▸ **TASK OBJECTIVE**: Write out every record below exactly, leaving the pictures out.

━━━ MATERIAL FOR THIS EXERCISE

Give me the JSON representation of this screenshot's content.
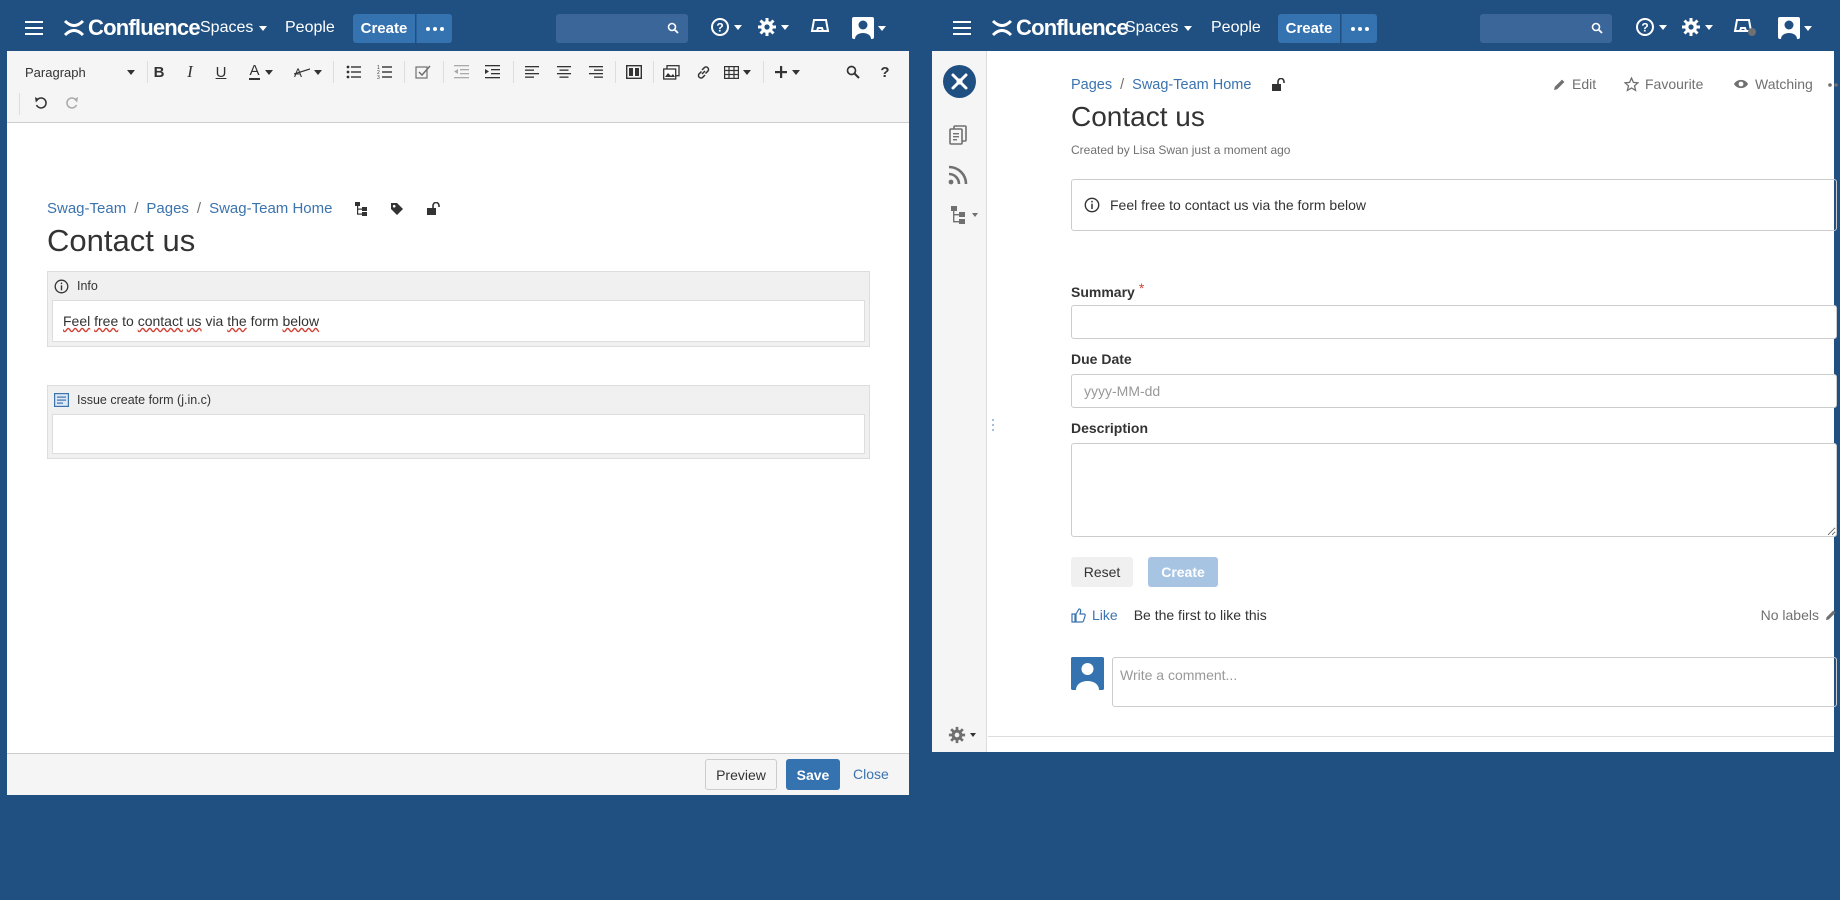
{
  "colors": {
    "brand_blue": "#205081",
    "button_blue": "#3572b0",
    "link_blue": "#3b73af",
    "required_red": "#d04437",
    "disabled_blue": "#a7c4e3"
  },
  "header": {
    "logo_text": "Confluence",
    "spaces_label": "Spaces",
    "people_label": "People",
    "create_label": "Create",
    "icons": [
      "menu-icon",
      "confluence-logo-icon",
      "more-dots-icon",
      "search-icon",
      "help-icon",
      "settings-icon",
      "notifications-icon",
      "user-avatar-icon"
    ]
  },
  "editor": {
    "toolbar": {
      "paragraph_label": "Paragraph",
      "bold": "B",
      "italic": "I",
      "underline": "U",
      "text_color": "A",
      "help": "?",
      "icons": [
        "bold-icon",
        "italic-icon",
        "underline-icon",
        "text-color-icon",
        "formatting-icon",
        "bullet-list-icon",
        "numbered-list-icon",
        "task-list-icon",
        "outdent-icon",
        "indent-icon",
        "align-left-icon",
        "align-center-icon",
        "align-right-icon",
        "page-layout-icon",
        "insert-image-icon",
        "link-icon",
        "table-icon",
        "insert-more-icon",
        "find-icon",
        "help-icon",
        "undo-icon",
        "redo-icon"
      ]
    },
    "breadcrumbs": [
      "Swag-Team",
      "Pages",
      "Swag-Team Home"
    ],
    "breadcrumb_separator": "/",
    "title": "Contact us",
    "info_macro": {
      "header": "Info",
      "body_words": [
        "Feel",
        "free",
        "to",
        "contact",
        "us",
        "via",
        "the",
        "form",
        "below"
      ]
    },
    "form_macro": {
      "header": "Issue create form (j.in.c)"
    },
    "footer": {
      "preview_label": "Preview",
      "save_label": "Save",
      "close_label": "Close"
    }
  },
  "view": {
    "breadcrumbs": [
      "Pages",
      "Swag-Team Home"
    ],
    "breadcrumb_separator": "/",
    "actions": {
      "edit_label": "Edit",
      "favourite_label": "Favourite",
      "watching_label": "Watching"
    },
    "title": "Contact us",
    "meta_prefix": "Created by",
    "meta_author": "Lisa Swan",
    "meta_time": "just a moment ago",
    "info_text": "Feel free to contact us via the form below",
    "form": {
      "summary_label": "Summary",
      "required_mark": "*",
      "due_date_label": "Due Date",
      "due_date_placeholder": "yyyy-MM-dd",
      "description_label": "Description",
      "reset_label": "Reset",
      "create_label": "Create"
    },
    "like_label": "Like",
    "like_prompt": "Be the first to like this",
    "labels_text": "No labels",
    "comment_placeholder": "Write a comment..."
  }
}
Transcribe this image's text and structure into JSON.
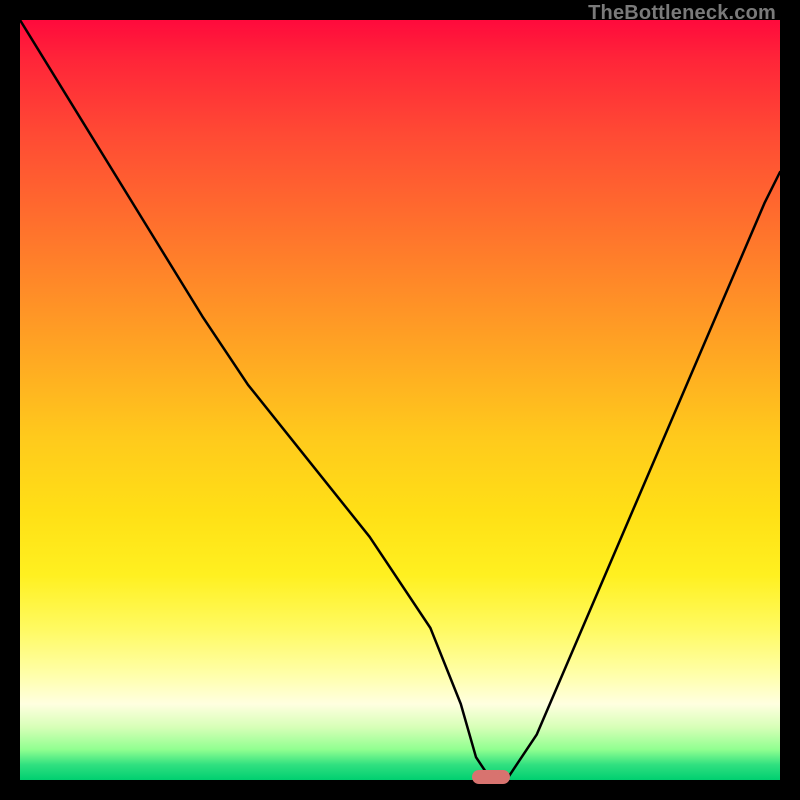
{
  "watermark": "TheBottleneck.com",
  "colors": {
    "background": "#000000",
    "curve": "#000000",
    "marker": "#d8736f"
  },
  "chart_data": {
    "type": "line",
    "title": "",
    "xlabel": "",
    "ylabel": "",
    "xlim": [
      0,
      100
    ],
    "ylim": [
      0,
      100
    ],
    "series": [
      {
        "name": "bottleneck-curve",
        "x": [
          0,
          8,
          16,
          24,
          30,
          38,
          46,
          54,
          58,
          60,
          62,
          64,
          68,
          74,
          80,
          86,
          92,
          98,
          100
        ],
        "y": [
          100,
          87,
          74,
          61,
          52,
          42,
          32,
          20,
          10,
          3,
          0,
          0,
          6,
          20,
          34,
          48,
          62,
          76,
          80
        ]
      }
    ],
    "marker": {
      "x": 62,
      "y": 0
    },
    "gradient_stops": [
      {
        "pos": 0.0,
        "color": "#ff0a3c"
      },
      {
        "pos": 0.25,
        "color": "#ff6a2e"
      },
      {
        "pos": 0.5,
        "color": "#ffca1c"
      },
      {
        "pos": 0.8,
        "color": "#fffa60"
      },
      {
        "pos": 1.0,
        "color": "#00cf70"
      }
    ]
  }
}
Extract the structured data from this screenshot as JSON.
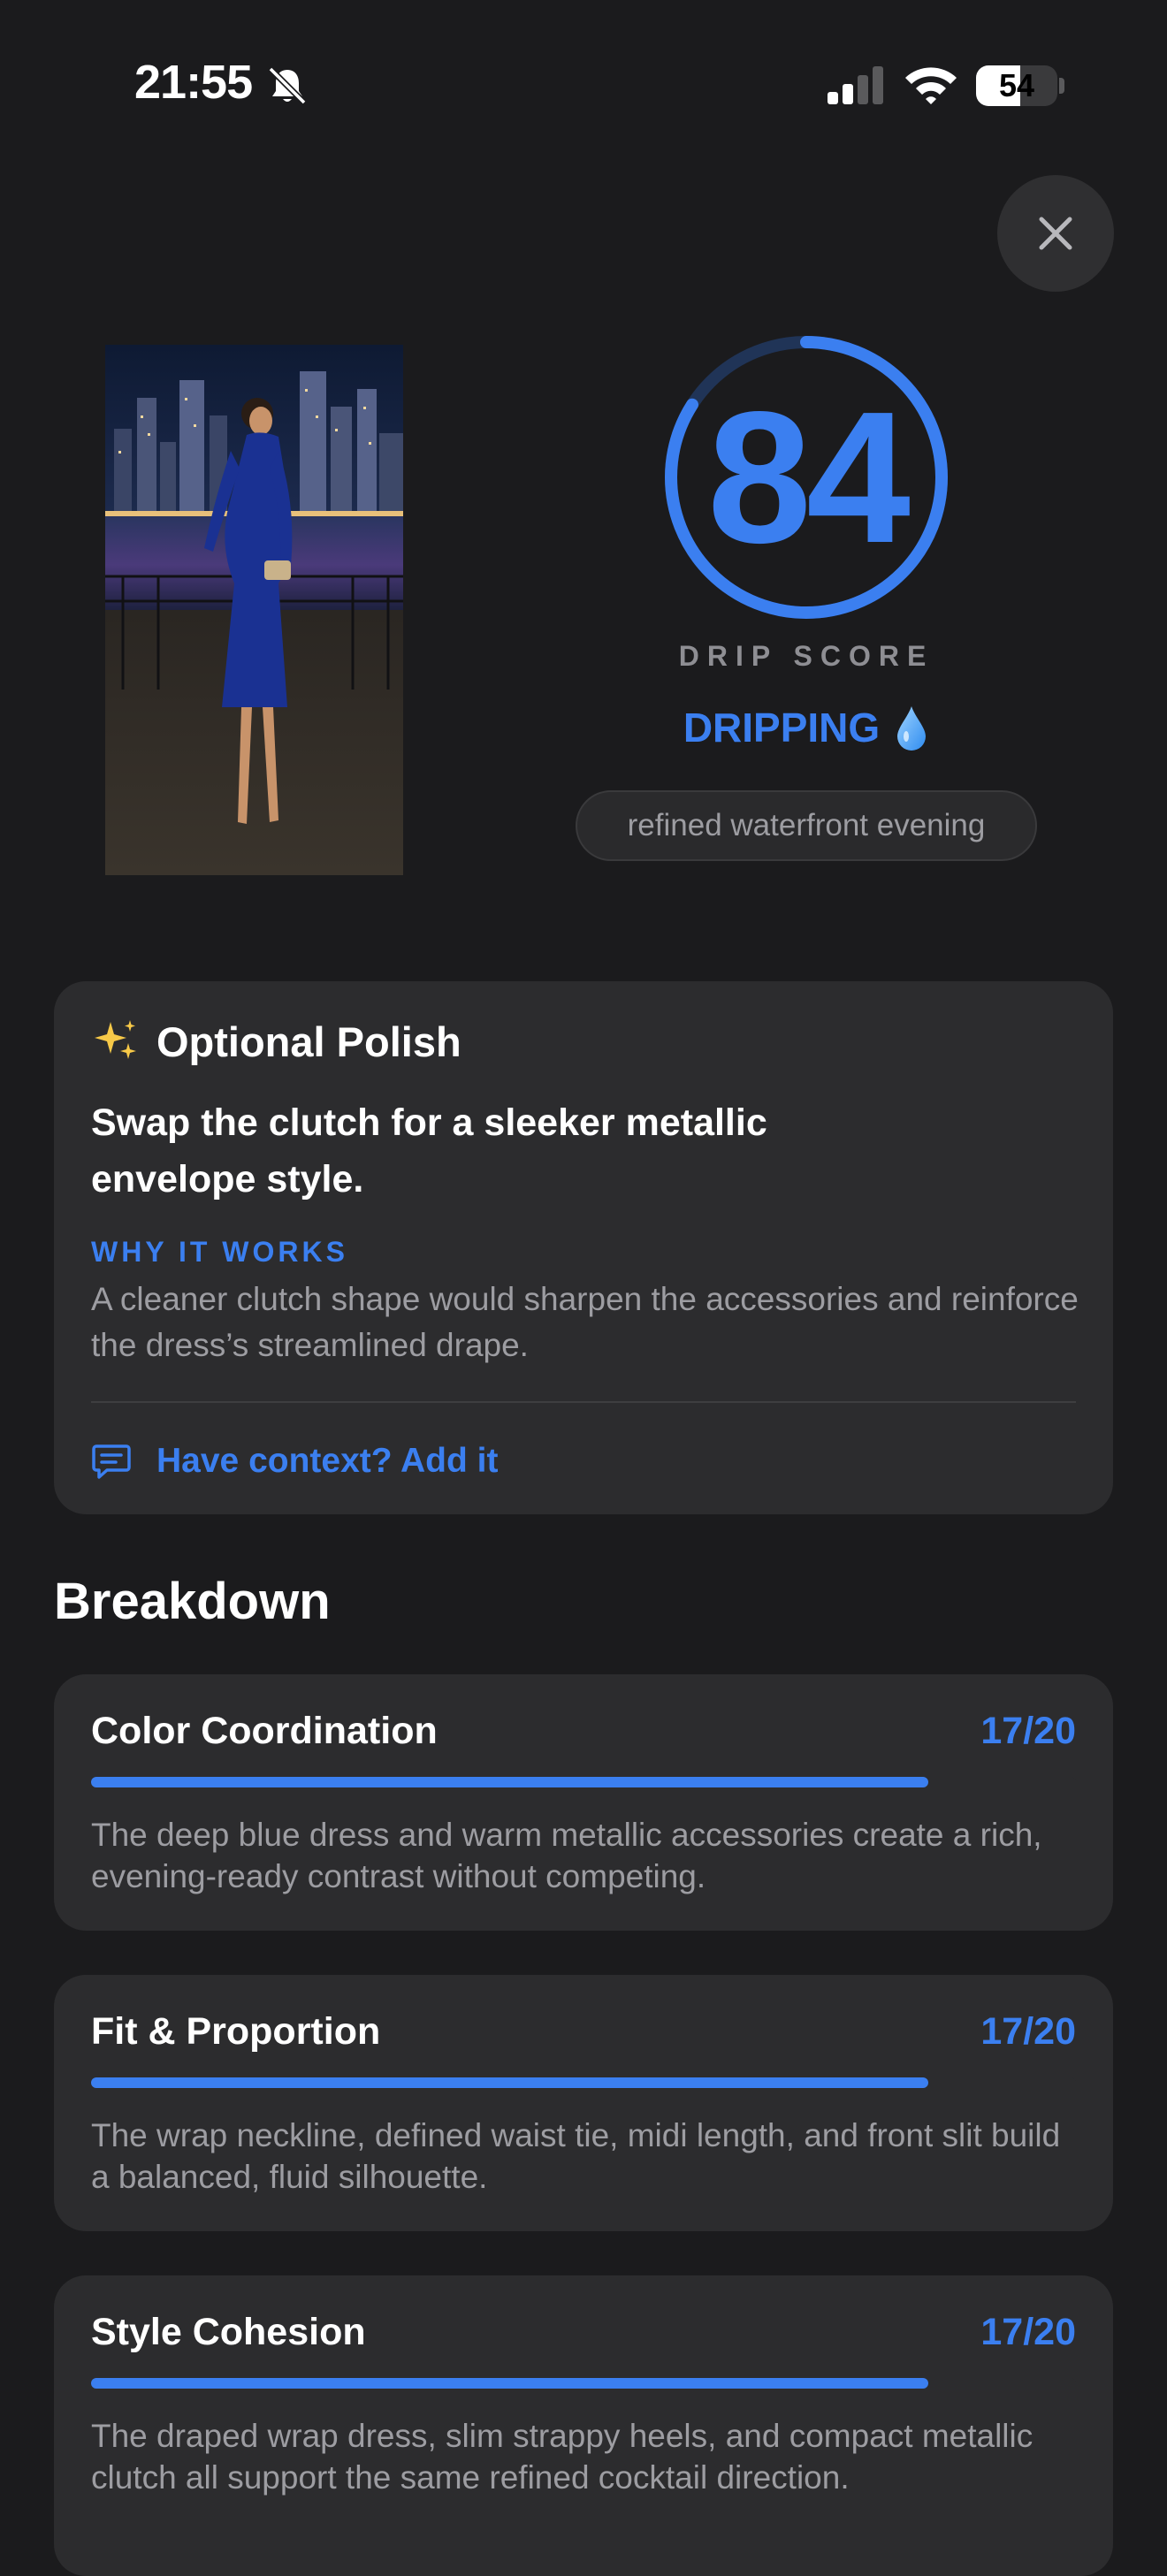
{
  "status_bar": {
    "time": "21:55",
    "battery_level": "54",
    "battery_fraction": 0.54
  },
  "icons": {
    "silent": "bell-slash-icon",
    "signal": "cellular-signal-icon",
    "wifi": "wifi-icon",
    "close": "close-icon",
    "sparkles": "sparkles-icon",
    "droplet": "droplet-icon",
    "comment": "comment-icon"
  },
  "score": {
    "value": "84",
    "max": 100,
    "label": "DRIP SCORE",
    "verdict": "DRIPPING",
    "vibe": "refined waterfront evening"
  },
  "polish": {
    "title": "Optional Polish",
    "suggestion": "Swap the clutch for a sleeker metallic envelope style.",
    "why_label": "WHY IT WORKS",
    "why_text": "A cleaner clutch shape would sharpen the accessories and reinforce the dress’s streamlined drape.",
    "context_link": "Have context? Add it"
  },
  "breakdown": {
    "title": "Breakdown",
    "items": [
      {
        "name": "Color Coordination",
        "score": "17/20",
        "fraction": 0.85,
        "text": "The deep blue dress and warm metallic accessories create a rich, evening-ready contrast without competing."
      },
      {
        "name": "Fit & Proportion",
        "score": "17/20",
        "fraction": 0.85,
        "text": "The wrap neckline, defined waist tie, midi length, and front slit build a balanced, fluid silhouette."
      },
      {
        "name": "Style Cohesion",
        "score": "17/20",
        "fraction": 0.85,
        "text": "The draped wrap dress, slim strappy heels, and compact metallic clutch all support the same refined cocktail direction."
      }
    ]
  },
  "colors": {
    "accent": "#3b7ff0",
    "background": "#1b1b1d",
    "card": "#2c2c2e",
    "muted_text": "#9d9da2"
  }
}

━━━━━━

▸ **PROBLEM SOLUTION**:
Give me the JSON representation of this screenshot's content.
{
  "colors": {
    "brand_blue": "#205081",
    "button_blue": "#3572b0",
    "link_blue": "#3b73af",
    "required_red": "#d04437",
    "disabled_blue": "#a7c4e3"
  },
  "header": {
    "logo_text": "Confluence",
    "spaces_label": "Spaces",
    "people_label": "People",
    "create_label": "Create",
    "icons": [
      "menu-icon",
      "confluence-logo-icon",
      "more-dots-icon",
      "search-icon",
      "help-icon",
      "settings-icon",
      "notifications-icon",
      "user-avatar-icon"
    ]
  },
  "editor": {
    "toolbar": {
      "paragraph_label": "Paragraph",
      "bold": "B",
      "italic": "I",
      "underline": "U",
      "text_color": "A",
      "help": "?",
      "icons": [
        "bold-icon",
        "italic-icon",
        "underline-icon",
        "text-color-icon",
        "formatting-icon",
        "bullet-list-icon",
        "numbered-list-icon",
        "task-list-icon",
        "outdent-icon",
        "indent-icon",
        "align-left-icon",
        "align-center-icon",
        "align-right-icon",
        "page-layout-icon",
        "insert-image-icon",
        "link-icon",
        "table-icon",
        "insert-more-icon",
        "find-icon",
        "help-icon",
        "undo-icon",
        "redo-icon"
      ]
    },
    "breadcrumbs": [
      "Swag-Team",
      "Pages",
      "Swag-Team Home"
    ],
    "breadcrumb_separator": "/",
    "title": "Contact us",
    "info_macro": {
      "header": "Info",
      "body_words": [
        "Feel",
        "free",
        "to",
        "contact",
        "us",
        "via",
        "the",
        "form",
        "below"
      ]
    },
    "form_macro": {
      "header": "Issue create form (j.in.c)"
    },
    "footer": {
      "preview_label": "Preview",
      "save_label": "Save",
      "close_label": "Close"
    }
  },
  "view": {
    "breadcrumbs": [
      "Pages",
      "Swag-Team Home"
    ],
    "breadcrumb_separator": "/",
    "actions": {
      "edit_label": "Edit",
      "favourite_label": "Favourite",
      "watching_label": "Watching"
    },
    "title": "Contact us",
    "meta_prefix": "Created by",
    "meta_author": "Lisa Swan",
    "meta_time": "just a moment ago",
    "info_text": "Feel free to contact us via the form below",
    "form": {
      "summary_label": "Summary",
      "required_mark": "*",
      "due_date_label": "Due Date",
      "due_date_placeholder": "yyyy-MM-dd",
      "description_label": "Description",
      "reset_label": "Reset",
      "create_label": "Create"
    },
    "like_label": "Like",
    "like_prompt": "Be the first to like this",
    "labels_text": "No labels",
    "comment_placeholder": "Write a comment..."
  }
}
Transcribe this image's text and structure into JSON.
{
  "watermark": "TheBottleneck.com",
  "colors": {
    "background": "#000000",
    "curve": "#000000",
    "marker": "#d8736f"
  },
  "chart_data": {
    "type": "line",
    "title": "",
    "xlabel": "",
    "ylabel": "",
    "xlim": [
      0,
      100
    ],
    "ylim": [
      0,
      100
    ],
    "series": [
      {
        "name": "bottleneck-curve",
        "x": [
          0,
          8,
          16,
          24,
          30,
          38,
          46,
          54,
          58,
          60,
          62,
          64,
          68,
          74,
          80,
          86,
          92,
          98,
          100
        ],
        "y": [
          100,
          87,
          74,
          61,
          52,
          42,
          32,
          20,
          10,
          3,
          0,
          0,
          6,
          20,
          34,
          48,
          62,
          76,
          80
        ]
      }
    ],
    "marker": {
      "x": 62,
      "y": 0
    },
    "gradient_stops": [
      {
        "pos": 0.0,
        "color": "#ff0a3c"
      },
      {
        "pos": 0.25,
        "color": "#ff6a2e"
      },
      {
        "pos": 0.5,
        "color": "#ffca1c"
      },
      {
        "pos": 0.8,
        "color": "#fffa60"
      },
      {
        "pos": 1.0,
        "color": "#00cf70"
      }
    ]
  }
}
Extract the structured data from this screenshot as JSON.
{
  "status_bar": {
    "time": "21:55",
    "battery_level": "54",
    "battery_fraction": 0.54
  },
  "icons": {
    "silent": "bell-slash-icon",
    "signal": "cellular-signal-icon",
    "wifi": "wifi-icon",
    "close": "close-icon",
    "sparkles": "sparkles-icon",
    "droplet": "droplet-icon",
    "comment": "comment-icon"
  },
  "score": {
    "value": "84",
    "max": 100,
    "label": "DRIP SCORE",
    "verdict": "DRIPPING",
    "vibe": "refined waterfront evening"
  },
  "polish": {
    "title": "Optional Polish",
    "suggestion": "Swap the clutch for a sleeker metallic envelope style.",
    "why_label": "WHY IT WORKS",
    "why_text": "A cleaner clutch shape would sharpen the accessories and reinforce the dress’s streamlined drape.",
    "context_link": "Have context? Add it"
  },
  "breakdown": {
    "title": "Breakdown",
    "items": [
      {
        "name": "Color Coordination",
        "score": "17/20",
        "fraction": 0.85,
        "text": "The deep blue dress and warm metallic accessories create a rich, evening-ready contrast without competing."
      },
      {
        "name": "Fit & Proportion",
        "score": "17/20",
        "fraction": 0.85,
        "text": "The wrap neckline, defined waist tie, midi length, and front slit build a balanced, fluid silhouette."
      },
      {
        "name": "Style Cohesion",
        "score": "17/20",
        "fraction": 0.85,
        "text": "The draped wrap dress, slim strappy heels, and compact metallic clutch all support the same refined cocktail direction."
      }
    ]
  },
  "colors": {
    "accent": "#3b7ff0",
    "background": "#1b1b1d",
    "card": "#2c2c2e",
    "muted_text": "#9d9da2"
  }
}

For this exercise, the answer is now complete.